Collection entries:
———

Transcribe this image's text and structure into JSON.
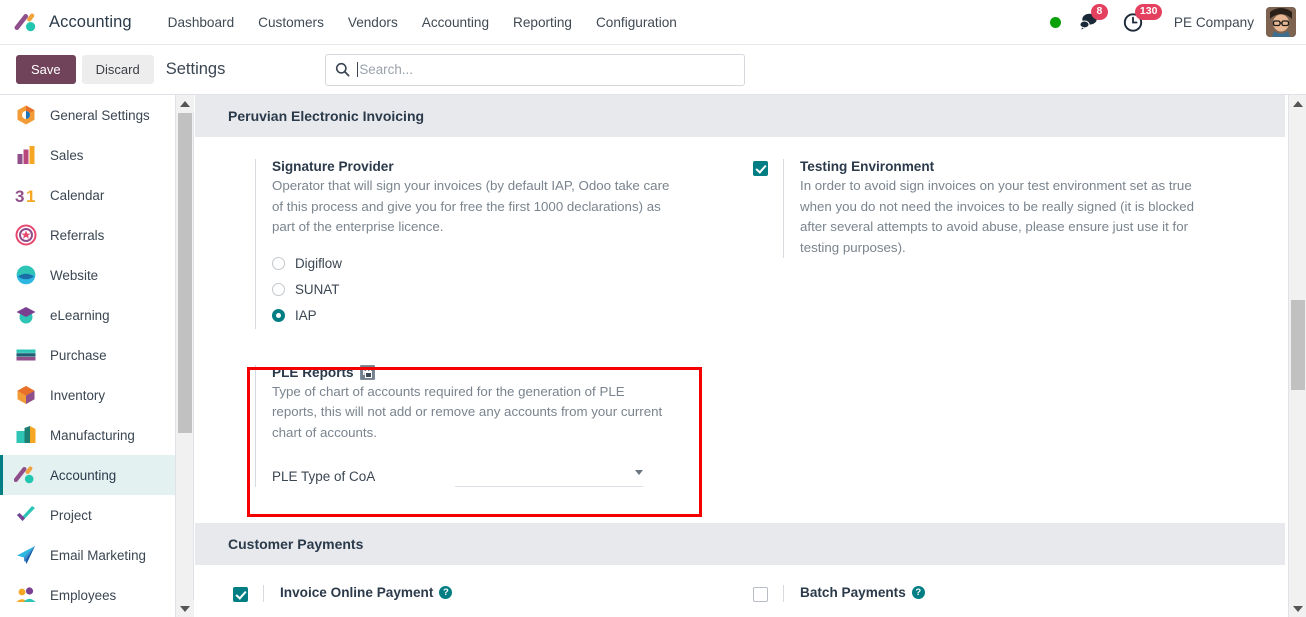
{
  "navbar": {
    "app_icon": "accounting-app-icon",
    "brand": "Accounting",
    "menu": [
      {
        "label": "Dashboard",
        "name": "dashboard"
      },
      {
        "label": "Customers",
        "name": "customers"
      },
      {
        "label": "Vendors",
        "name": "vendors"
      },
      {
        "label": "Accounting",
        "name": "accounting"
      },
      {
        "label": "Reporting",
        "name": "reporting"
      },
      {
        "label": "Configuration",
        "name": "configuration"
      }
    ],
    "status_color": "#08a10a",
    "messages_icon": "chat-bubble-icon",
    "messages_count": "8",
    "activities_icon": "clock-icon",
    "activities_count": "130",
    "company": "PE Company",
    "avatar": "user-avatar"
  },
  "controlpanel": {
    "save_label": "Save",
    "discard_label": "Discard",
    "title": "Settings",
    "search_icon": "search-icon",
    "search_value": "",
    "search_placeholder": "Search..."
  },
  "sidebar": {
    "items": [
      {
        "label": "General Settings",
        "icon": "general-settings-icon",
        "active": false
      },
      {
        "label": "Sales",
        "icon": "sales-icon",
        "active": false
      },
      {
        "label": "Calendar",
        "icon": "calendar-icon",
        "active": false
      },
      {
        "label": "Referrals",
        "icon": "referrals-icon",
        "active": false
      },
      {
        "label": "Website",
        "icon": "website-icon",
        "active": false
      },
      {
        "label": "eLearning",
        "icon": "elearning-icon",
        "active": false
      },
      {
        "label": "Purchase",
        "icon": "purchase-icon",
        "active": false
      },
      {
        "label": "Inventory",
        "icon": "inventory-icon",
        "active": false
      },
      {
        "label": "Manufacturing",
        "icon": "manufacturing-icon",
        "active": false
      },
      {
        "label": "Accounting",
        "icon": "accounting-icon",
        "active": true
      },
      {
        "label": "Project",
        "icon": "project-icon",
        "active": false
      },
      {
        "label": "Email Marketing",
        "icon": "email-marketing-icon",
        "active": false
      },
      {
        "label": "Employees",
        "icon": "employees-icon",
        "active": false
      }
    ]
  },
  "settings": {
    "section1": {
      "title": "Peruvian Electronic Invoicing",
      "signature": {
        "title": "Signature Provider",
        "description": "Operator that will sign your invoices (by default IAP, Odoo take care of this process and give you for free the first 1000 declarations) as part of the enterprise licence.",
        "options": [
          {
            "label": "Digiflow",
            "selected": false
          },
          {
            "label": "SUNAT",
            "selected": false
          },
          {
            "label": "IAP",
            "selected": true
          }
        ]
      },
      "testing": {
        "title": "Testing Environment",
        "description": "In order to avoid sign invoices on your test environment set as true when you do not need the invoices to be really signed (it is blocked after several attempts to avoid abuse, please ensure just use it for testing purposes).",
        "checked": true
      },
      "ple": {
        "title": "PLE Reports",
        "company_icon": "company-building-icon",
        "description": "Type of chart of accounts required for the generation of PLE reports, this will not add or remove any accounts from your current chart of accounts.",
        "field_label": "PLE Type of CoA",
        "field_value": "",
        "caret_icon": "chevron-down-icon",
        "highlight_color": "#f40000"
      }
    },
    "section2": {
      "title": "Customer Payments",
      "items": [
        {
          "label": "Invoice Online Payment",
          "checked": true,
          "help_icon": "help-circle-icon"
        },
        {
          "label": "Batch Payments",
          "checked": false,
          "help_icon": "help-circle-icon"
        }
      ]
    }
  },
  "scrollbars": {
    "sidebar": {
      "up_icon": "scroll-up-arrow-icon",
      "down_icon": "scroll-down-arrow-icon"
    },
    "main": {
      "up_icon": "scroll-up-arrow-icon",
      "down_icon": "scroll-down-arrow-icon"
    }
  },
  "theme": {
    "accent": "#017e84",
    "save_button": "#71435b",
    "section_header_bg": "#e7e9ed",
    "highlight": "#f40000"
  }
}
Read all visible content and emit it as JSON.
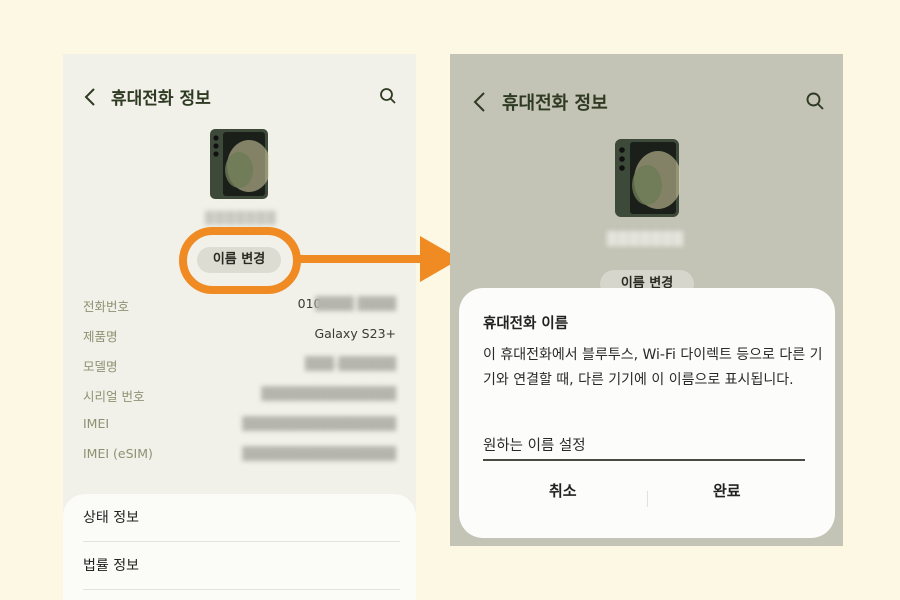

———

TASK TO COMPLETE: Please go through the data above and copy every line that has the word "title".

WRITTEN ANSWER:
    "title": "Settings",
      "title": "Peruvian Electronic Invoicing",
        "title": "Signature Provider",
        "title": "Testing Environment",
        "title": "PLE Reports",
      "title": "Customer Payments",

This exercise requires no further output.